Achieving a consistent message without being repetitive takes skilled planning. Marketing to sports fans, in particular, often means balancing this with appealing to a varied fan base.
Dennis Docil cites this as a particular challenge for the Florida Panthers. “Our fan base is wide and spans many generations and one idea that sounds great may not resonate with the whole fan base,” he says.
For the Minnesota Twins, Brace Hemmelgarn takes a tangible approach and encourages getting back to basics if you’re stuck for creative inspiration.
“It can be repetitive and that’s where the creative challenge comes into play,” he says. And in these cases, it can help to pose a question: “How can I be different from yesterday? I find myself walking around the ballpark and finding different angles to shoot from to keep the creative juices flowing.”
How Can You Break Into Sports?
Ways to get into the industry are many and varied, but for those with a passion for sports and entertainment marketing, transferable skills can come from backgrounds in graphic design, photography, or broadcast.
“I was a sports broadcaster for our high school news program and went to a community college because I would be able to edit on AVID in the first semester,” says Jeff Lewis. “I was fortunate to get an internship with a minor-pro hockey team while at school and I turned that into a full-time position before I graduated.”
Rogerio Barbosa combined his background in film studies and sports journalism, and applied it to creating sports video content. “After my studies in film production, I was a press photographer for 10 years, covering all news and sports in Montreal,” he says. “After being the team photographer for 3 years I’ve decided to go back to the video world and accepted a full time job at the Montreal Impact.”
What Are the Benefits of Working in the Sports Industry?
The fast-paced nature of fan reactions is cited by many as one of the best things about their work. “It’s great to know immediately if the crowd liked a video or not,” says Jeff Lewis. “There is immediate feedback from the crowd if they laugh, cheer, or connect with a video.”
“In-game entertainment especially is a very unique medium for someone in video/graphic production,” agrees Chris Mead. “Not a lot of people can display their work live to 18,000 people and get immediate feedback from them based on their reaction.”
For Rogerio Barbosa, it’s also about working in a stimulating and collaborative environment. “I love being on the inside,” he says, “Getting to know the players and the staff, developing friendships with amazing people and being able to be creative and get appreciation from the staff, players and fans.”
Advice for Budding Creatives

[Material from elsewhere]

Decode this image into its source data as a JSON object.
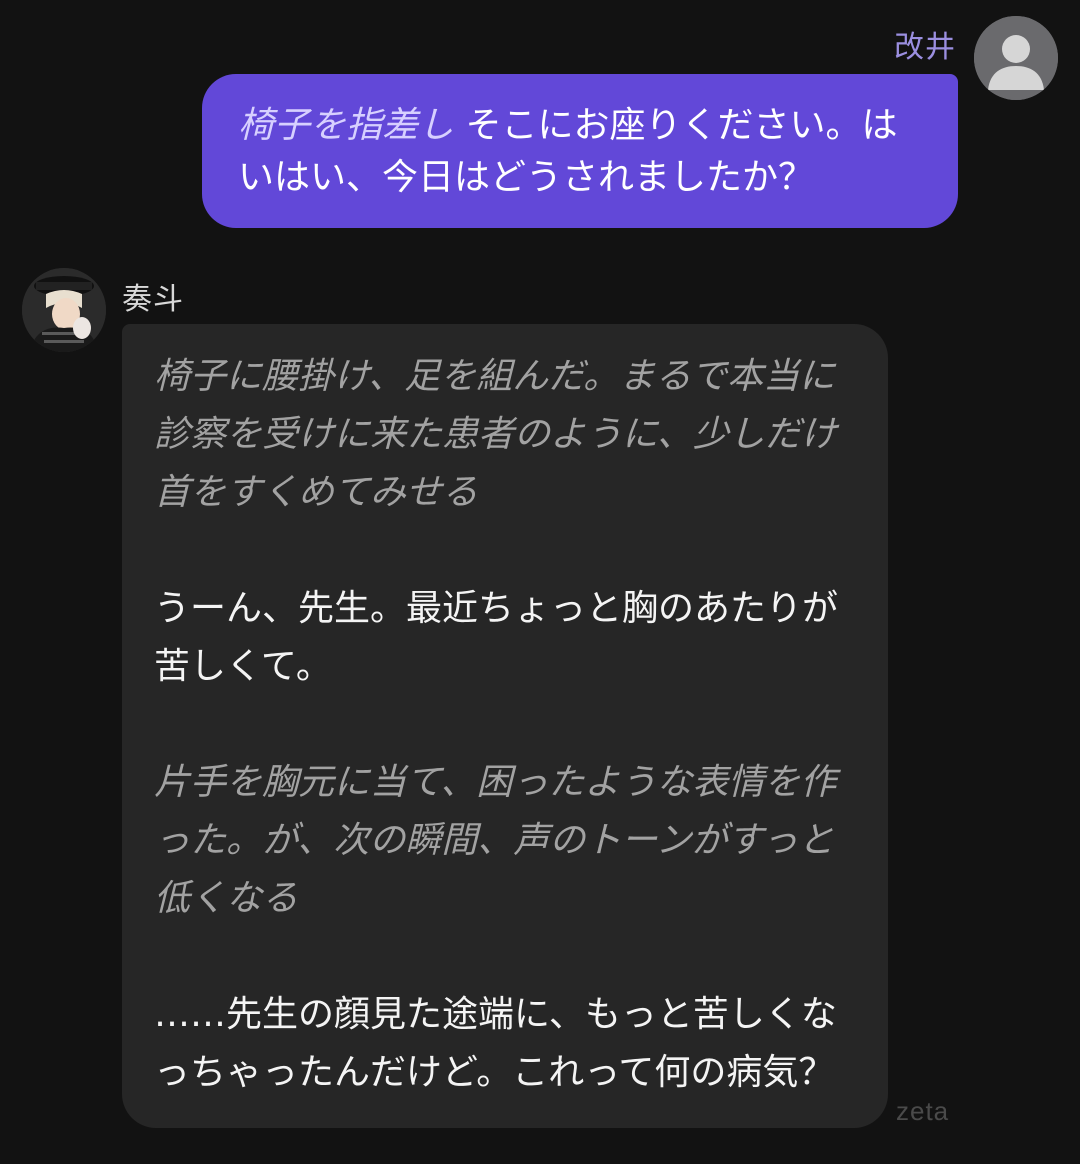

Working in live sports, a strong passion for the content and awareness of the time commitment are essential—Brace Hemmelgarn says he’s usually in the office by 10 am for a 7 pm game.

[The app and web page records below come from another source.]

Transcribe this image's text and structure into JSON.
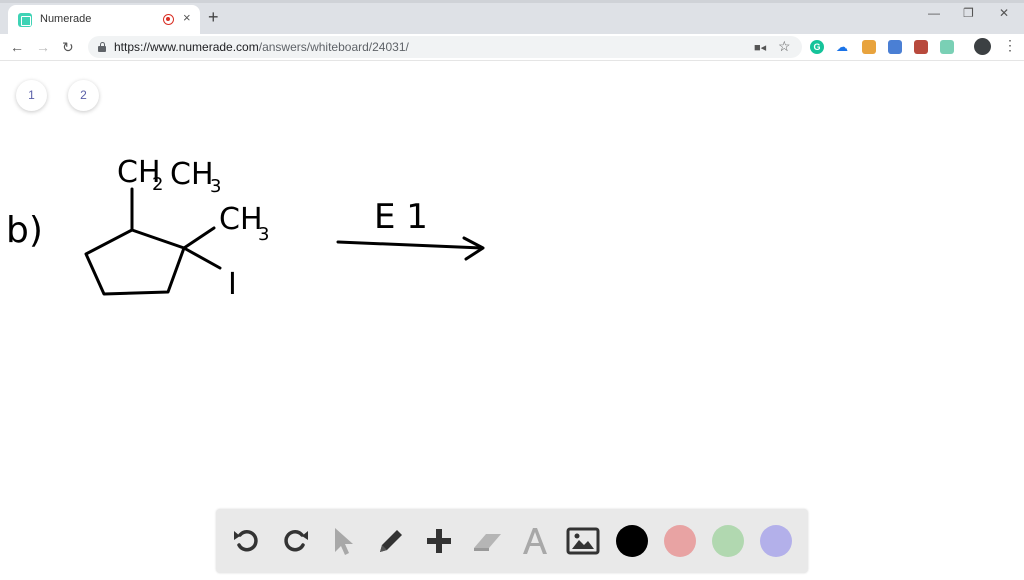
{
  "browser": {
    "tab_title": "Numerade",
    "tab_close": "×",
    "new_tab": "+",
    "url_host": "https://www.numerade.com",
    "url_path": "/answers/whiteboard/24031/",
    "window_minimize": "—",
    "window_restore": "❐",
    "window_close": "✕"
  },
  "pages": [
    {
      "label": "1"
    },
    {
      "label": "2"
    }
  ],
  "whiteboard": {
    "part_label": "b)",
    "substituent_top": "CH",
    "substituent_top_sub": "2",
    "substituent_top_rest": "CH",
    "substituent_top_rest_sub": "3",
    "substituent_right": "CH",
    "substituent_right_sub": "3",
    "leaving_group": "I",
    "reaction_condition": "E 1"
  },
  "tools": {
    "colors": {
      "black": "#000000",
      "red": "#e8a3a3",
      "green": "#b1d8b0",
      "blue": "#b3b0ea"
    }
  }
}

“If you love what you do, it never feels like work,” he says. “Days and seasons can get long, but it’s a special industry to work in.”
“You need to be passionate about the work you do and be willing to work just as hard on less glamorous projects that may not be seen by thousands of fans,” adds Chris Mead.

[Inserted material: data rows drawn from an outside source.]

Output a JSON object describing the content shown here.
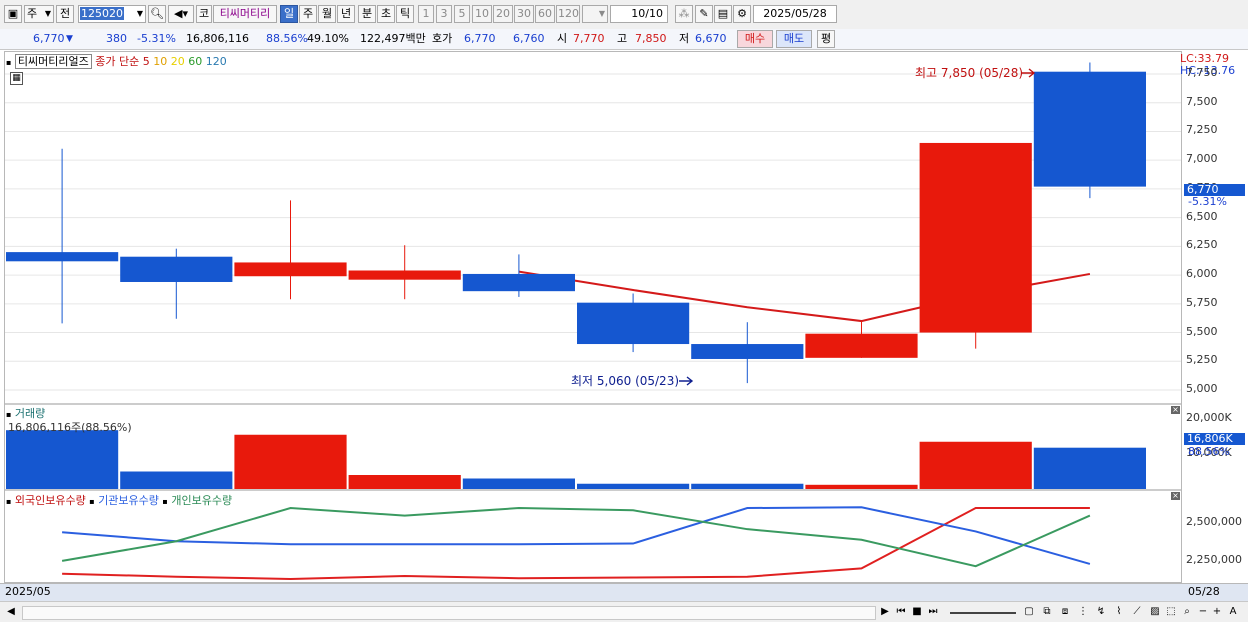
{
  "toolbar": {
    "period_value": "주",
    "jeon_label": "전",
    "code": "125020",
    "code_label": "코",
    "stock_name": "티씨머티리",
    "period_tabs": [
      "일",
      "주",
      "월",
      "년",
      "분",
      "초",
      "틱"
    ],
    "period_selected": "일",
    "interval_buttons": [
      "1",
      "3",
      "5",
      "10",
      "20",
      "30",
      "60",
      "120"
    ],
    "count": "10/10",
    "date": "2025/05/28"
  },
  "quote": {
    "price": "6,770",
    "change": "380",
    "change_pct": "-5.31%",
    "volume": "16,806,116",
    "vol_ratio": "88.56%",
    "ratio2": "49.10%",
    "amount": "122,497백만",
    "hoga_label": "호가",
    "ask": "6,770",
    "bid": "6,760",
    "open_label": "시",
    "open": "7,770",
    "high_label": "고",
    "high": "7,850",
    "low_label": "저",
    "low": "6,670",
    "buy_label": "매수",
    "sell_label": "매도",
    "avg_label": "평"
  },
  "price_panel": {
    "stock_label": "티씨머티리얼즈",
    "ma_label": "종가 단순",
    "ma_periods": [
      "5",
      "10",
      "20",
      "60",
      "120"
    ],
    "lc": "LC:33.79",
    "hc": "HC:-13.76",
    "yticks": [
      "7,750",
      "7,500",
      "7,250",
      "7,000",
      "6,750",
      "6,500",
      "6,250",
      "6,000",
      "5,750",
      "5,500",
      "5,250",
      "5,000"
    ],
    "current_price": "6,770",
    "current_pct": "-5.31%",
    "max_note": "최고 7,850 (05/28)",
    "min_note": "최저 5,060 (05/23)"
  },
  "volume_panel": {
    "title": "거래량",
    "info": "16,806,116주(88.56%)",
    "yticks": [
      "20,000K",
      "10,000K"
    ],
    "current": "16,806K",
    "current_pct": "88.56%"
  },
  "holding_panel": {
    "legend": [
      "외국인보유수량",
      "기관보유수량",
      "개인보유수량"
    ],
    "yticks": [
      "2,500,000",
      "2,250,000"
    ]
  },
  "footer": {
    "left_date": "2025/05",
    "right_date": "05/28"
  },
  "colors": {
    "up": "#e8190c",
    "down": "#1557d0",
    "ma5": "#d41a1a",
    "foreign": "#e02020",
    "inst": "#2b5fe0",
    "indiv": "#3a9a60"
  },
  "chart_data": [
    {
      "type": "candlestick",
      "ylim": [
        4850,
        7900
      ],
      "candles": [
        {
          "open": 6200,
          "high": 7100,
          "low": 5580,
          "close": 6120,
          "dir": "down"
        },
        {
          "open": 6160,
          "high": 6230,
          "low": 5620,
          "close": 5940,
          "dir": "down"
        },
        {
          "open": 5990,
          "high": 6650,
          "low": 5790,
          "close": 6110,
          "dir": "up"
        },
        {
          "open": 5960,
          "high": 6260,
          "low": 5790,
          "close": 6040,
          "dir": "up"
        },
        {
          "open": 6010,
          "high": 6180,
          "low": 5810,
          "close": 5860,
          "dir": "down"
        },
        {
          "open": 5760,
          "high": 5840,
          "low": 5330,
          "close": 5400,
          "dir": "down"
        },
        {
          "open": 5400,
          "high": 5590,
          "low": 5060,
          "close": 5270,
          "dir": "down"
        },
        {
          "open": 5280,
          "high": 5600,
          "low": 5280,
          "close": 5490,
          "dir": "up"
        },
        {
          "open": 5500,
          "high": 5610,
          "low": 5360,
          "close": 7150,
          "dir": "up"
        },
        {
          "open": 7770,
          "high": 7850,
          "low": 6670,
          "close": 6770,
          "dir": "down"
        }
      ],
      "ma5": [
        null,
        null,
        null,
        null,
        6030,
        5870,
        5720,
        5600,
        5830,
        6010
      ]
    },
    {
      "type": "bar",
      "values": [
        16806,
        5000,
        15500,
        4000,
        3000,
        1500,
        1500,
        1200,
        13500,
        11800
      ],
      "colors": [
        "down",
        "down",
        "up",
        "up",
        "down",
        "down",
        "down",
        "up",
        "up",
        "down"
      ],
      "ylim": [
        0,
        24000
      ]
    },
    {
      "type": "line",
      "ylim": [
        2130000,
        2640000
      ],
      "series": [
        {
          "name": "외국인보유수량",
          "values": [
            2165000,
            2145000,
            2130000,
            2150000,
            2135000,
            2140000,
            2145000,
            2200000,
            2600000,
            2600000
          ]
        },
        {
          "name": "기관보유수량",
          "values": [
            2440000,
            2380000,
            2360000,
            2360000,
            2360000,
            2365000,
            2600000,
            2605000,
            2445000,
            2230000
          ]
        },
        {
          "name": "개인보유수량",
          "values": [
            2250000,
            2380000,
            2600000,
            2550000,
            2600000,
            2585000,
            2460000,
            2390000,
            2215000,
            2550000
          ]
        }
      ]
    }
  ]
}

Keeping creative communities and the tools available in mind can also set you on the right path early.
“[When I started] I wish I knew more about the various resources out there,” says DaQuan Sims. “I could have started my studies and sharpening my skills way sooner than I did.”
And lastly, as Dennis Docil says—always wear comfortable shoes on game day.
Sports Marketing Tips
- Don’t just check out the competition; draw inspiration from the things around you. Everything from creative communities to billboards can spark ideas.
- Aside from the tools of the trade, organization and agile planning are essential. (Don’t underestimate good file management!)
- Being consistent without being repetitive is key.
- It’s a highly competitive space, but embracing the challenges of fast-paced execution and instant reactions from fans make for a unique opportunity which can be hugely satisfying.
Feeling inspired? Check out Envato’s top Sports Broadcast Packages and get started: